I also did a series of nature drawings for #inktober. My personal challenge was to draw from life, using only ink and a brush (no pencil allowed.) This was very different for me, because I always do lots of sketching and erasing before I put ink to paper. I wanted to develop a more confident ink line, and explore ink as its own medium.

Art ©2018 by John Lechner

Art ©2018 by John Lechner

As usual this year, I took a lot of nature photos during my wanderings outdoors. I often try to capture the world from the vantage point of another animal or insect. Since I have a waterproof camera, I can venture outside on wet and snowy days without fear. You can see more nature photos at my Instagram page.

Photo ©2018 by John Lechner

Photo ©2018 by John Lechner

Photo ©2018 by John Lechner

This year I also built a suitcase puppet theater. This particular suitcase belonged to my great-grandmother, and I rigged up a vertical crankie inside the lid. It all comes apart and fits inside the suitcase, so I can carry it around. The photo below is still a work in progress. I often bring puppets to my school visits, and hopefully this will soon be added to my repertoire of storytelling.

Puppet Theater ©2018 by John Lechner

I’ve also been doing a lot of writing this year, revising old stories and starting new ones. Query letters have been sent out, some have even had replies, and hopefully this will all lead to good things in the coming year. It’s just a myth that once you’ve been published, all your subsequent books will be published as well. Even if you have the best idea in the world. In fact, I’m realizing that a great idea, or even a great manuscript, isn’t the most important factor in getting published. There are dozens of other forces at work, most of them beyond your control. This can lead to discouragement, but also a magical optimism, because you never know when circumstances will line up in your favor, and your great idea will make it through and find an audience.

Looking forward to the new year, I will be having a solo art exhibit at the Needham Public Library during the month of February, featuring all of my recent papercuttings and some book illustrations as well. There won’t be an opening reception (they have no room) but you can see the exhibit anytime during the month.

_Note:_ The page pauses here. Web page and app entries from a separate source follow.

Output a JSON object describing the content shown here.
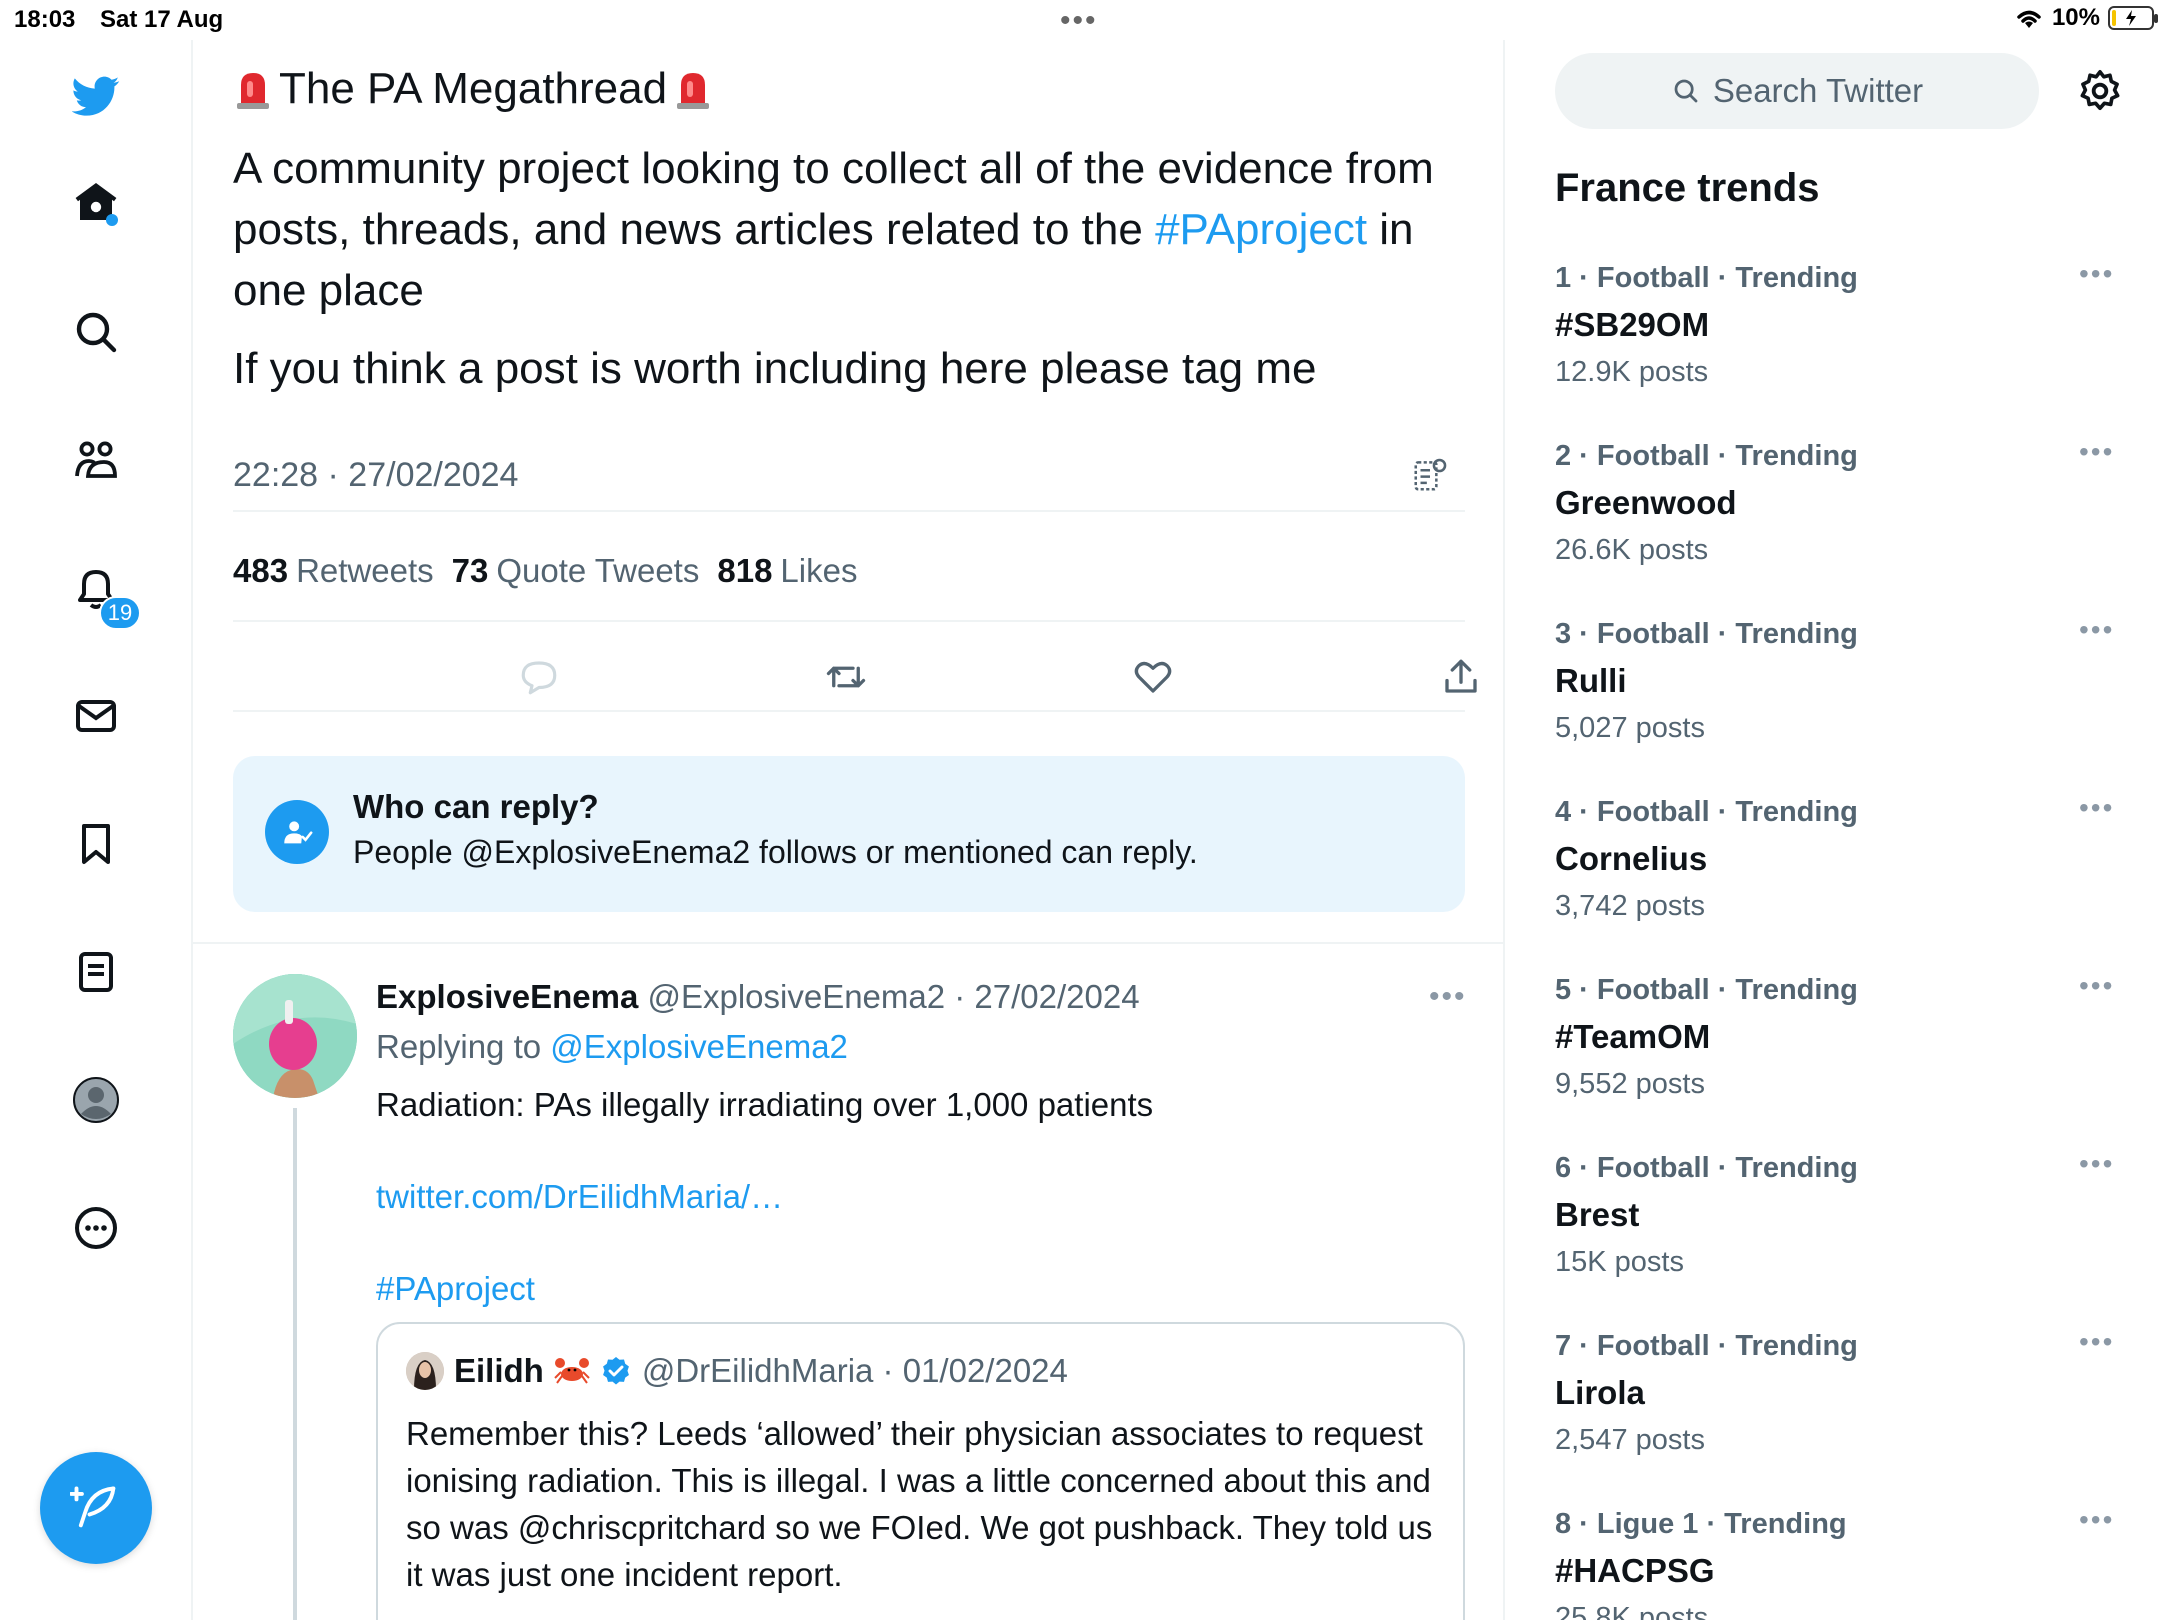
{
  "status_bar": {
    "time": "18:03",
    "date": "Sat 17 Aug",
    "battery": "10%",
    "battery_level": 0.1
  },
  "nav": {
    "notifications_badge": "19",
    "accent_color": "#1d9bf0"
  },
  "tweet": {
    "title": "The PA Megathread",
    "body_line1_pre": "A community project looking to collect all of the evidence from posts, threads, and news articles related to the ",
    "body_hashtag": "#PAproject",
    "body_line1_post": " in one place",
    "body_line2": "If you think a post is worth including here please tag me",
    "timestamp": "22:28 · 27/02/2024",
    "retweets_count": "483",
    "retweets_label": "Retweets",
    "quotes_count": "73",
    "quotes_label": "Quote Tweets",
    "likes_count": "818",
    "likes_label": "Likes"
  },
  "who_can_reply": {
    "title": "Who can reply?",
    "subtitle": "People @ExplosiveEnema2 follows or mentioned can reply."
  },
  "reply": {
    "name": "ExplosiveEnema",
    "handle_date": " @ExplosiveEnema2 · 27/02/2024",
    "replying_prefix": "Replying to ",
    "replying_handle": "@ExplosiveEnema2",
    "text": "Radiation: PAs illegally irradiating over 1,000 patients",
    "link": "twitter.com/DrEilidhMaria/…",
    "hashtag": "#PAproject"
  },
  "quote": {
    "name": "Eilidh",
    "handle_date": "@DrEilidhMaria · 01/02/2024",
    "text": "Remember this? Leeds ‘allowed’ their physician associates to request ionising radiation. This is illegal. I was a little concerned about this and so was @chriscpritchard so we FOIed. We got pushback. They told us it was just one incident report."
  },
  "sidebar": {
    "search_placeholder": "Search Twitter",
    "trends_title": "France trends",
    "trends": [
      {
        "meta": "1 · Football · Trending",
        "name": "#SB29OM",
        "posts": "12.9K posts"
      },
      {
        "meta": "2 · Football · Trending",
        "name": "Greenwood",
        "posts": "26.6K posts"
      },
      {
        "meta": "3 · Football · Trending",
        "name": "Rulli",
        "posts": "5,027 posts"
      },
      {
        "meta": "4 · Football · Trending",
        "name": "Cornelius",
        "posts": "3,742 posts"
      },
      {
        "meta": "5 · Football · Trending",
        "name": "#TeamOM",
        "posts": "9,552 posts"
      },
      {
        "meta": "6 · Football · Trending",
        "name": "Brest",
        "posts": "15K posts"
      },
      {
        "meta": "7 · Football · Trending",
        "name": "Lirola",
        "posts": "2,547 posts"
      },
      {
        "meta": "8 · Ligue 1 · Trending",
        "name": "#HACPSG",
        "posts": "25.8K posts"
      }
    ]
  }
}
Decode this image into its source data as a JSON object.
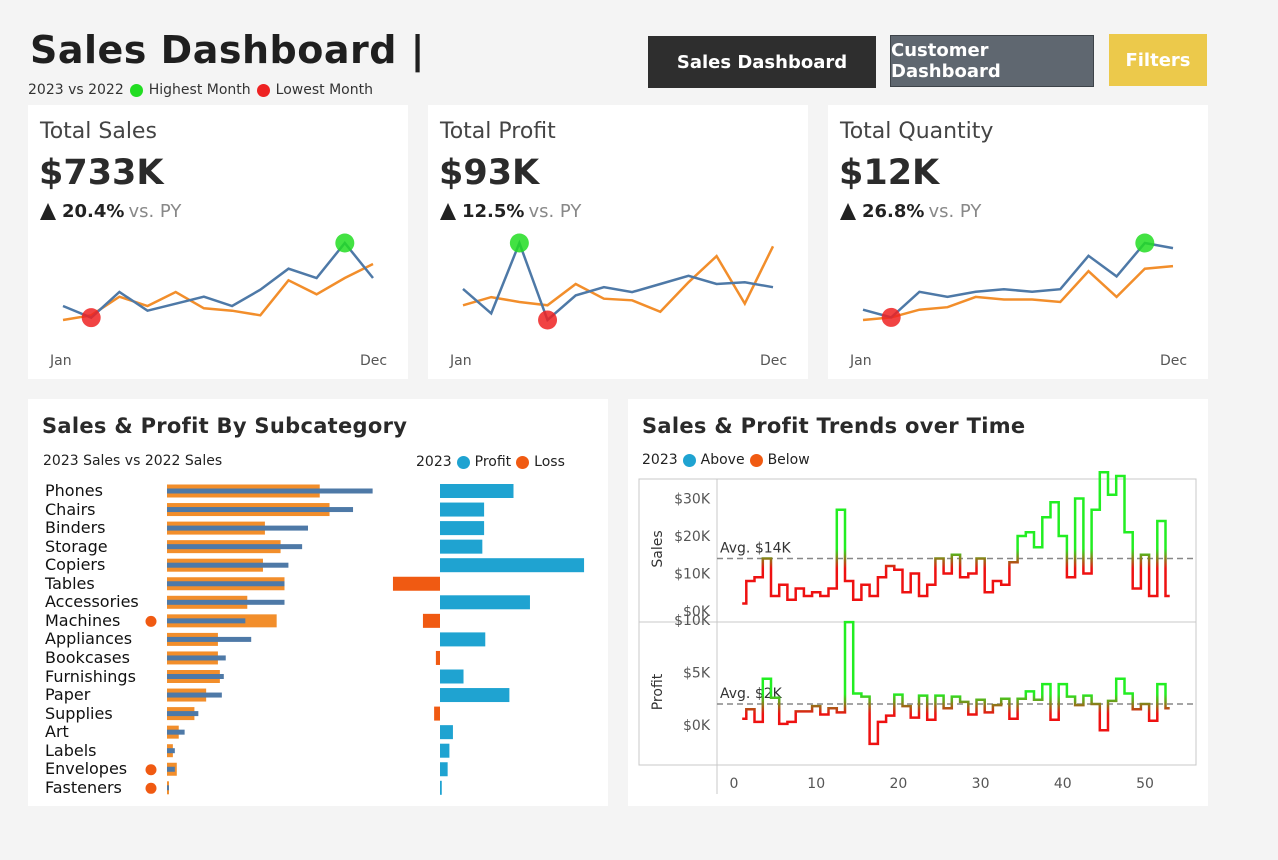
{
  "header": {
    "title": "Sales Dashboard |",
    "compare_label": "2023 vs 2022",
    "highest_label": "Highest Month",
    "lowest_label": "Lowest Month"
  },
  "nav": {
    "sales_label": "Sales Dashboard",
    "customer_label": "Customer Dashboard",
    "filters_label": "Filters"
  },
  "colors": {
    "current_year": "#4e79a7",
    "prior_year": "#f28e2b",
    "highest": "#22dd22",
    "lowest": "#ee2222",
    "profit": "#1fa3d1",
    "loss": "#f05a12",
    "above": "#22ee22",
    "below": "#ee1111",
    "nav_dark": "#2e2e2e",
    "nav_grey": "#5f6770",
    "nav_yellow": "#ecc94b"
  },
  "kpis": [
    {
      "title": "Total Sales",
      "value": "$733K",
      "change": "20.4%",
      "vs": "vs. PY",
      "start": "Jan",
      "end": "Dec",
      "cy": [
        8,
        3,
        14,
        6,
        9,
        12,
        8,
        15,
        24,
        20,
        35,
        20
      ],
      "py": [
        2,
        4,
        12,
        8,
        14,
        7,
        6,
        4,
        19,
        13,
        20,
        26
      ],
      "high_idx": 10,
      "low_idx": 1
    },
    {
      "title": "Total Profit",
      "value": "$93K",
      "change": "12.5%",
      "vs": "vs. PY",
      "start": "Jan",
      "end": "Dec",
      "cy": [
        12,
        -3,
        40,
        -7,
        8,
        13,
        10,
        15,
        20,
        15,
        16,
        13
      ],
      "py": [
        2,
        7,
        4,
        2,
        15,
        6,
        5,
        -2,
        16,
        32,
        3,
        38
      ],
      "high_idx": 2,
      "low_idx": 3
    },
    {
      "title": "Total Quantity",
      "value": "$12K",
      "change": "26.8%",
      "vs": "vs. PY",
      "start": "Jan",
      "end": "Dec",
      "cy": [
        5,
        2,
        12,
        10,
        12,
        13,
        12,
        13,
        26,
        18,
        31,
        29
      ],
      "py": [
        1,
        2,
        5,
        6,
        10,
        9,
        9,
        8,
        20,
        10,
        21,
        22
      ],
      "high_idx": 10,
      "low_idx": 1
    }
  ],
  "subcategory": {
    "title": "Sales & Profit By Subcategory",
    "sales_legend": "2023 Sales vs  2022 Sales",
    "profit_legend_year": "2023",
    "profit_label": "Profit",
    "loss_label": "Loss"
  },
  "trends": {
    "title": "Sales & Profit Trends over Time",
    "legend_year": "2023",
    "above_label": "Above",
    "below_label": "Below"
  },
  "chart_data": [
    {
      "type": "bar",
      "title": "Sales & Profit By Subcategory",
      "categories": [
        "Phones",
        "Chairs",
        "Binders",
        "Storage",
        "Copiers",
        "Tables",
        "Accessories",
        "Machines",
        "Appliances",
        "Bookcases",
        "Furnishings",
        "Paper",
        "Supplies",
        "Art",
        "Labels",
        "Envelopes",
        "Fasteners"
      ],
      "series": [
        {
          "name": "2023 Sales",
          "values": [
            105,
            95,
            72,
            69,
            62,
            60,
            60,
            40,
            43,
            30,
            29,
            28,
            16,
            9,
            4,
            4,
            1
          ]
        },
        {
          "name": "2022 Sales",
          "values": [
            78,
            83,
            50,
            58,
            49,
            60,
            41,
            56,
            26,
            26,
            27,
            20,
            14,
            6,
            3,
            5,
            1
          ]
        },
        {
          "name": "Profit",
          "values": [
            12.5,
            7.5,
            7.5,
            7.2,
            24.5,
            -8.0,
            15.3,
            -2.9,
            7.7,
            -0.7,
            4.0,
            11.8,
            -1.0,
            2.2,
            1.6,
            1.3,
            0.3
          ]
        }
      ],
      "marked_categories": [
        "Machines",
        "Envelopes",
        "Fasteners"
      ]
    },
    {
      "type": "line",
      "title": "Sales & Profit Trends over Time",
      "x": [
        1,
        2,
        3,
        4,
        5,
        6,
        7,
        8,
        9,
        10,
        11,
        12,
        13,
        14,
        15,
        16,
        17,
        18,
        19,
        20,
        21,
        22,
        23,
        24,
        25,
        26,
        27,
        28,
        29,
        30,
        31,
        32,
        33,
        34,
        35,
        36,
        37,
        38,
        39,
        40,
        41,
        42,
        43,
        44,
        45,
        46,
        47,
        48,
        49,
        50,
        51,
        52,
        53
      ],
      "ylabel_top": "Sales",
      "ylabel_bottom": "Profit",
      "y_ticks_sales": [
        "$0K",
        "$10K",
        "$20K",
        "$30K"
      ],
      "y_ticks_profit": [
        "$0K",
        "$5K",
        "$10K"
      ],
      "x_ticks": [
        "0",
        "10",
        "20",
        "30",
        "40",
        "50"
      ],
      "series": [
        {
          "name": "Sales",
          "avg_label": "Avg. $14K",
          "avg": 14,
          "values": [
            2,
            8,
            9,
            14,
            4,
            7,
            3,
            6,
            4,
            5,
            4,
            6,
            27,
            8,
            3,
            7,
            4,
            9,
            12,
            11,
            5,
            10,
            4,
            7,
            14,
            10,
            15,
            9,
            10,
            14,
            5,
            8,
            7,
            13,
            20,
            21,
            17,
            25,
            29,
            20,
            9,
            30,
            10,
            27,
            37,
            31,
            36,
            21,
            6,
            15,
            4,
            24,
            4
          ]
        },
        {
          "name": "Profit",
          "avg_label": "Avg. $2K",
          "avg": 2,
          "values": [
            0.6,
            1.5,
            0.3,
            4.4,
            2.6,
            0.1,
            0.3,
            1.3,
            1.3,
            1.8,
            1.0,
            1.6,
            1.2,
            9.8,
            3.0,
            2.7,
            -1.8,
            0.3,
            0.9,
            2.9,
            1.8,
            0.7,
            2.8,
            0.5,
            2.8,
            1.6,
            2.7,
            2.2,
            1.0,
            2.4,
            1.2,
            1.9,
            2.5,
            0.6,
            2.5,
            3.2,
            2.4,
            3.9,
            0.5,
            3.9,
            2.7,
            1.9,
            2.8,
            2.0,
            -0.5,
            2.3,
            4.4,
            3.0,
            1.5,
            2.0,
            0.4,
            3.9,
            1.6
          ]
        }
      ]
    }
  ]
}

I’ve been posting less and less on this blog, but you can follow my creative journey on Twitter and Instagram. Hope everyone has a healthy and creative 2019!